WHAT THE TASK ASKS: Each line of the data below that includes the string "chart" must be copied.

[Items from an interface collection]

----------

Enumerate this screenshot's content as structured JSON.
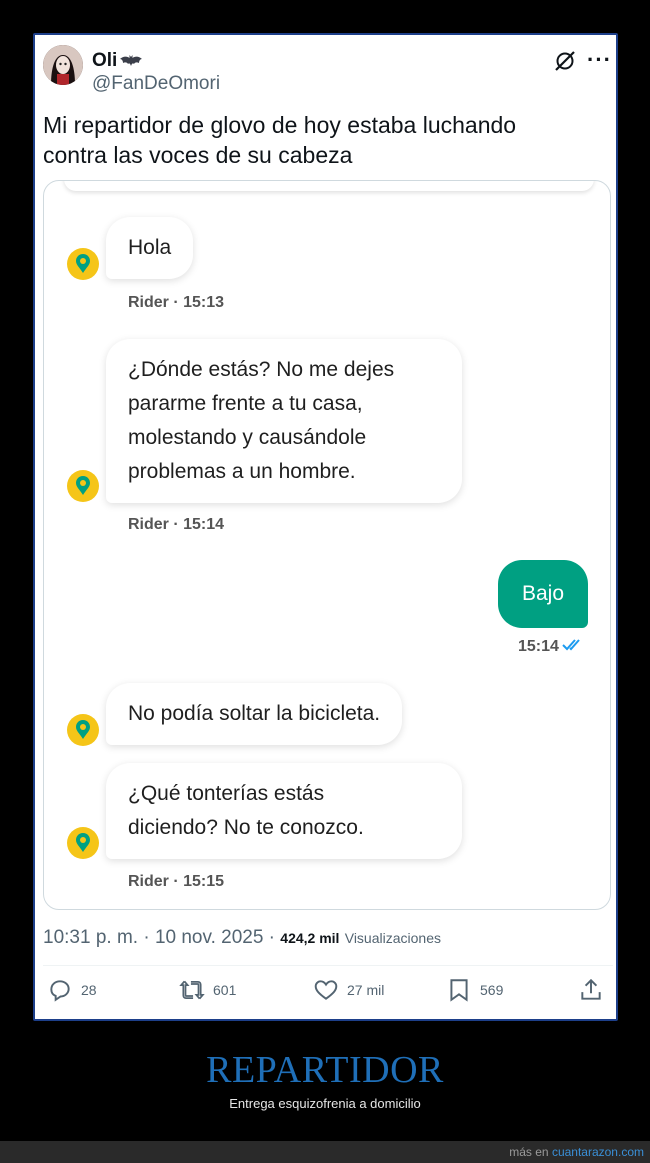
{
  "tweet": {
    "display_name": "Oli",
    "handle": "@FanDeOmori",
    "text_line1": "Mi repartidor de glovo de hoy estaba luchando",
    "text_line2": "contra las voces de su cabeza",
    "datetime": "10:31 p. m. · 10 nov. 2025",
    "separator": " · ",
    "views_count": "424,2 mil",
    "views_label": "Visualizaciones",
    "icons": {
      "more": "more-icon",
      "grok": "grok-icon",
      "badge": "bat-icon"
    }
  },
  "chat": {
    "messages": [
      {
        "from": "rider",
        "lines": [
          "Hola"
        ]
      },
      {
        "from": "rider",
        "lines": [
          "¿Dónde estás? No me dejes",
          "pararme frente a tu casa,",
          "molestando y causándole",
          "problemas a un hombre."
        ]
      },
      {
        "from": "me",
        "lines": [
          "Bajo"
        ]
      },
      {
        "from": "rider",
        "lines": [
          "No podía soltar la bicicleta."
        ]
      },
      {
        "from": "rider",
        "lines": [
          "¿Qué tonterías estás",
          "diciendo? No te conozco."
        ]
      }
    ],
    "meta1": "Rider · 15:13",
    "meta2": "Rider · 15:14",
    "meta3": "15:14",
    "meta4": "Rider · 15:15",
    "brand_color": "#00a082",
    "rider_icon_color": "#f5c518"
  },
  "actions": {
    "reply_count": "28",
    "retweet_count": "601",
    "like_count": "27 mil",
    "bookmark_count": "569"
  },
  "caption": {
    "title": "REPARTIDOR",
    "subtitle": "Entrega esquizofrenia a domicilio"
  },
  "footer": {
    "prefix": "más en ",
    "site": "cuantarazon.com"
  },
  "colors": {
    "caption_title": "#1f6fb8",
    "card_border": "#1d3f8a",
    "read_ticks": "#1d9bf0"
  }
}
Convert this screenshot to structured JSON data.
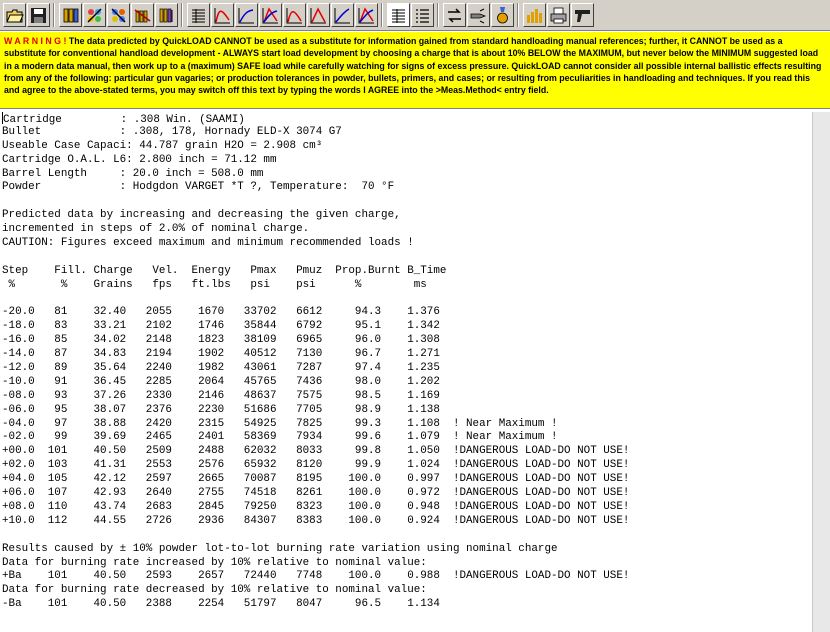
{
  "toolbar": {
    "buttons": [
      {
        "icon": "open-folder-icon"
      },
      {
        "icon": "save-disk-icon"
      },
      {
        "icon": "cartridge-icon"
      },
      {
        "icon": "propellant-icon"
      },
      {
        "icon": "cartridge-propellant-icon"
      },
      {
        "icon": "rifle-cartridge-icon"
      },
      {
        "icon": "cartridge-list-icon"
      },
      {
        "icon": "data-table-icon"
      },
      {
        "icon": "pressure-chart-icon"
      },
      {
        "icon": "velocity-chart-icon"
      },
      {
        "icon": "energy-chart-icon"
      },
      {
        "icon": "pressure-time-chart-icon"
      },
      {
        "icon": "burn-chart-icon"
      },
      {
        "icon": "combined-chart-icon"
      },
      {
        "icon": "report-table-icon"
      },
      {
        "icon": "report-list-icon"
      },
      {
        "icon": "transfer-icon"
      },
      {
        "icon": "bullet-icon"
      },
      {
        "icon": "medal-icon"
      },
      {
        "icon": "bar-graph-icon"
      },
      {
        "icon": "print-icon"
      },
      {
        "icon": "pistol-icon"
      }
    ]
  },
  "warning": {
    "title": "W A R N I N G !",
    "text": " The data predicted by QuickLOAD CANNOT be used as a substitute for information gained from standard handloading manual references; further, it CANNOT be used as a substitute for conventional handload development - ALWAYS start load development by choosing a charge that is about 10% BELOW the MAXIMUM, but never below the MINIMUM suggested load in a modern data manual, then work up to a (maximum) SAFE load while carefully watching for signs of excess pressure. QuickLOAD cannot consider all possible internal ballistic effects resulting from any of the following: particular gun vagaries; or production tolerances in powder, bullets, primers, and cases; or resulting from peculiarities in handloading and techniques. If you read this and agree to the above-stated terms, you may switch off this text by typing the words I AGREE into the >Meas.Method< entry field."
  },
  "report": {
    "lines": [
      "Cartridge         : .308 Win. (SAAMI)",
      "Bullet            : .308, 178, Hornady ELD-X 3074 G7",
      "Useable Case Capaci: 44.787 grain H2O = 2.908 cm³",
      "Cartridge O.A.L. L6: 2.800 inch = 71.12 mm",
      "Barrel Length     : 20.0 inch = 508.0 mm",
      "Powder            : Hodgdon VARGET *T ?, Temperature:  70 °F",
      "",
      "Predicted data by increasing and decreasing the given charge,",
      "incremented in steps of 2.0% of nominal charge.",
      "CAUTION: Figures exceed maximum and minimum recommended loads !",
      "",
      "Step    Fill. Charge   Vel.  Energy   Pmax   Pmuz  Prop.Burnt B_Time",
      " %       %    Grains   fps   ft.lbs   psi    psi      %        ms",
      "",
      "-20.0   81    32.40   2055    1670   33702   6612     94.3    1.376",
      "-18.0   83    33.21   2102    1746   35844   6792     95.1    1.342",
      "-16.0   85    34.02   2148    1823   38109   6965     96.0    1.308",
      "-14.0   87    34.83   2194    1902   40512   7130     96.7    1.271",
      "-12.0   89    35.64   2240    1982   43061   7287     97.4    1.235",
      "-10.0   91    36.45   2285    2064   45765   7436     98.0    1.202",
      "-08.0   93    37.26   2330    2146   48637   7575     98.5    1.169",
      "-06.0   95    38.07   2376    2230   51686   7705     98.9    1.138",
      "-04.0   97    38.88   2420    2315   54925   7825     99.3    1.108  ! Near Maximum !",
      "-02.0   99    39.69   2465    2401   58369   7934     99.6    1.079  ! Near Maximum !",
      "+00.0  101    40.50   2509    2488   62032   8033     99.8    1.050  !DANGEROUS LOAD-DO NOT USE!",
      "+02.0  103    41.31   2553    2576   65932   8120     99.9    1.024  !DANGEROUS LOAD-DO NOT USE!",
      "+04.0  105    42.12   2597    2665   70087   8195    100.0    0.997  !DANGEROUS LOAD-DO NOT USE!",
      "+06.0  107    42.93   2640    2755   74518   8261    100.0    0.972  !DANGEROUS LOAD-DO NOT USE!",
      "+08.0  110    43.74   2683    2845   79250   8323    100.0    0.948  !DANGEROUS LOAD-DO NOT USE!",
      "+10.0  112    44.55   2726    2936   84307   8383    100.0    0.924  !DANGEROUS LOAD-DO NOT USE!",
      "",
      "Results caused by ± 10% powder lot-to-lot burning rate variation using nominal charge",
      "Data for burning rate increased by 10% relative to nominal value:",
      "+Ba    101    40.50   2593    2657   72440   7748    100.0    0.988  !DANGEROUS LOAD-DO NOT USE!",
      "Data for burning rate decreased by 10% relative to nominal value:",
      "-Ba    101    40.50   2388    2254   51797   8047     96.5    1.134"
    ]
  }
}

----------

OUTPUT FOR THIS EXERCISE:
        "icon": "pressure-chart-icon"
        "icon": "velocity-chart-icon"
        "icon": "energy-chart-icon"
        "icon": "pressure-time-chart-icon"
        "icon": "burn-chart-icon"
        "icon": "combined-chart-icon"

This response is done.